WHAT YOU SHOULD DO: Gather every line from the entries below that includes "JSON".

[Saved data entries]

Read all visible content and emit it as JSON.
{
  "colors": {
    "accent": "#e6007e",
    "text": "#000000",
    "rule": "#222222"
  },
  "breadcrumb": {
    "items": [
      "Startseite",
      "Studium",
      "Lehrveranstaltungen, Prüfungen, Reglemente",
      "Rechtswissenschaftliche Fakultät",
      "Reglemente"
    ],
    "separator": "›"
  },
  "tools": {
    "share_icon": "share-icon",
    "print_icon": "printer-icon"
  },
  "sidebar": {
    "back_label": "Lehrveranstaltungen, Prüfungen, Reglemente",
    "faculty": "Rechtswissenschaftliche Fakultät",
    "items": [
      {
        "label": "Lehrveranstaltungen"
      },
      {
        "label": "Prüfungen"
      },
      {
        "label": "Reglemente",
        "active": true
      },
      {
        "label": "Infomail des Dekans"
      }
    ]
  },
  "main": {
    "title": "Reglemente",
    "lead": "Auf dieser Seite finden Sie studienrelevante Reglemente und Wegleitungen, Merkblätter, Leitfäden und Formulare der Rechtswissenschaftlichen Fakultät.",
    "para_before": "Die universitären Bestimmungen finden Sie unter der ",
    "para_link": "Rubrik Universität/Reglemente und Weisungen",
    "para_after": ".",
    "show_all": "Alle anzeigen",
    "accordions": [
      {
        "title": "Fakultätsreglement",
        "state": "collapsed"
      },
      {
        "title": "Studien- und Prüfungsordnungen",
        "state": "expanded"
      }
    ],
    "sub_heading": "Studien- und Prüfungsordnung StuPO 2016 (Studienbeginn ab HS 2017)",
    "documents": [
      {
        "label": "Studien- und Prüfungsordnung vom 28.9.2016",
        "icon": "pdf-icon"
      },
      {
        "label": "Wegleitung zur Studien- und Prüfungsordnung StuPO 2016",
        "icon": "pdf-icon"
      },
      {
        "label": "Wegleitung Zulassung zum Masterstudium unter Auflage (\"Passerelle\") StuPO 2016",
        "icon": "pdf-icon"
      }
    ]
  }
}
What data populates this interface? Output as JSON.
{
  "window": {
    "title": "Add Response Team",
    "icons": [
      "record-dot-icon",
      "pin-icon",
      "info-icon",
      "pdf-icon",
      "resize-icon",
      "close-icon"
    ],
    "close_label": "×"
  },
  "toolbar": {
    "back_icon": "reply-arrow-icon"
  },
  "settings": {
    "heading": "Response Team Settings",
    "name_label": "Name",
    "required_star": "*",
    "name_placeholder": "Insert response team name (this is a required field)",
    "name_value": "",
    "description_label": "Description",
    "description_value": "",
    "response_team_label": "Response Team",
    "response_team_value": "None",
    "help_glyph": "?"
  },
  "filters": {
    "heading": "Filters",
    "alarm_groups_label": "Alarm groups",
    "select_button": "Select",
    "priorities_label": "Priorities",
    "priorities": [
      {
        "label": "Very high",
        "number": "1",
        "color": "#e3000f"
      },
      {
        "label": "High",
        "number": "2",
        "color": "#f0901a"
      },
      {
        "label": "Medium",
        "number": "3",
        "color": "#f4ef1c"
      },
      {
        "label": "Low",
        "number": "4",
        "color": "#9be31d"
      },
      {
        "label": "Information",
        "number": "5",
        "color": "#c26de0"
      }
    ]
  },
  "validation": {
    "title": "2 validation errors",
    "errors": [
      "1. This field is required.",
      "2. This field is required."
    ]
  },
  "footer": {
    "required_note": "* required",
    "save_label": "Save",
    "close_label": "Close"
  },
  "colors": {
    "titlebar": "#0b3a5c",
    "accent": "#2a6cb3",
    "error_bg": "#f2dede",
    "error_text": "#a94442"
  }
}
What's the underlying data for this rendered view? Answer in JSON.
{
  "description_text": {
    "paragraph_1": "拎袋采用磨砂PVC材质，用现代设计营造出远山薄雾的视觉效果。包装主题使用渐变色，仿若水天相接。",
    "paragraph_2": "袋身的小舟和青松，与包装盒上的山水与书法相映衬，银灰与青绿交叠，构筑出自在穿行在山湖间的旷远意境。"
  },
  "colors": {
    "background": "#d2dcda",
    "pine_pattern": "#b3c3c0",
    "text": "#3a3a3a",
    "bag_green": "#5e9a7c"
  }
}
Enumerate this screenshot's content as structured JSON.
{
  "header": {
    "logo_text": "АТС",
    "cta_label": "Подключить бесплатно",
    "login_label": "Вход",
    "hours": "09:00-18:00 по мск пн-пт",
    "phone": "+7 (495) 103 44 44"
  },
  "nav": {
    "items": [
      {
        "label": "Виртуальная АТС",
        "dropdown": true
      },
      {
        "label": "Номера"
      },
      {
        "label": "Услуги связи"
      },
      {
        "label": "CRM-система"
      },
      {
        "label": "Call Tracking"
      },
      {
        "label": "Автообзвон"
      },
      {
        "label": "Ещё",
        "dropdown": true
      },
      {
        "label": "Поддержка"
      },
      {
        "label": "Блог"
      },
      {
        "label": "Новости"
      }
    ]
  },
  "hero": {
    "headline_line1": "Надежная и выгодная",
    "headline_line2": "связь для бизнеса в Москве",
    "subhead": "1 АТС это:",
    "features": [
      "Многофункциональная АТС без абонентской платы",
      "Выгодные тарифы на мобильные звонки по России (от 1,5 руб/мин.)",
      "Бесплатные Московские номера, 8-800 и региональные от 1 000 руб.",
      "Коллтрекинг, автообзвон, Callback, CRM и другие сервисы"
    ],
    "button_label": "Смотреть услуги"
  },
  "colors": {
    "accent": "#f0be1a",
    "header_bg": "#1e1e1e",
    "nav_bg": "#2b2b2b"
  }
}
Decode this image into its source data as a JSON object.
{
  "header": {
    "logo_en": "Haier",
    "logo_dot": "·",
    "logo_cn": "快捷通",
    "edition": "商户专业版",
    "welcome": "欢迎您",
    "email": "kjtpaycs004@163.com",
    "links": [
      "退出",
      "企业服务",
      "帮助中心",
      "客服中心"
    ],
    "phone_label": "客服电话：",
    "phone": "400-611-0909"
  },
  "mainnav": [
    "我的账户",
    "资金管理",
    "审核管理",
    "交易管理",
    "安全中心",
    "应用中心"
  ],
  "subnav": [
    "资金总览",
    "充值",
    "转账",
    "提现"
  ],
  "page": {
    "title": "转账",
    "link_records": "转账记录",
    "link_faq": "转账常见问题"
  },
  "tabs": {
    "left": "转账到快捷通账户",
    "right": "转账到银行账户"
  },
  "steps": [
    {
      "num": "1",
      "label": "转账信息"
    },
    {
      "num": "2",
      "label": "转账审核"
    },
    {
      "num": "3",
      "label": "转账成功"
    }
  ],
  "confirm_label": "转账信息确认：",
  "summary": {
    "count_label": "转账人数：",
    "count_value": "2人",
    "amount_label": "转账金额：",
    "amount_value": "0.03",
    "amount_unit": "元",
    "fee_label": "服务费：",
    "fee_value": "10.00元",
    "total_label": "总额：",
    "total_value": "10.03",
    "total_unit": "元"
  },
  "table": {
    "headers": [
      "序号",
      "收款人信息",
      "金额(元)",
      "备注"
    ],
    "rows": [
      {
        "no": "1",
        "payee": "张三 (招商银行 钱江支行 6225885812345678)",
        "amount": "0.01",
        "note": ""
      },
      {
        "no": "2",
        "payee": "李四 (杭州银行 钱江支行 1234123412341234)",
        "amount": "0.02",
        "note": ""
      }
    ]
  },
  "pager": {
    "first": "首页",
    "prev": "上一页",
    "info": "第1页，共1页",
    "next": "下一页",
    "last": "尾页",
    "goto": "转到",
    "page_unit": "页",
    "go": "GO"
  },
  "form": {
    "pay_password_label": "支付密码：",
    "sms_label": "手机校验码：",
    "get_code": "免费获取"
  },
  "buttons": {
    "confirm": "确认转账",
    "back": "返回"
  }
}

YOUR RESPONSE:
Read all visible content and emit it as JSON.
What data populates this interface? Output as JSON.
What's the underlying data for this rendered view? Answer in JSON.
Enumerate this screenshot's content as structured JSON.
Decode this image into its source data as a JSON object.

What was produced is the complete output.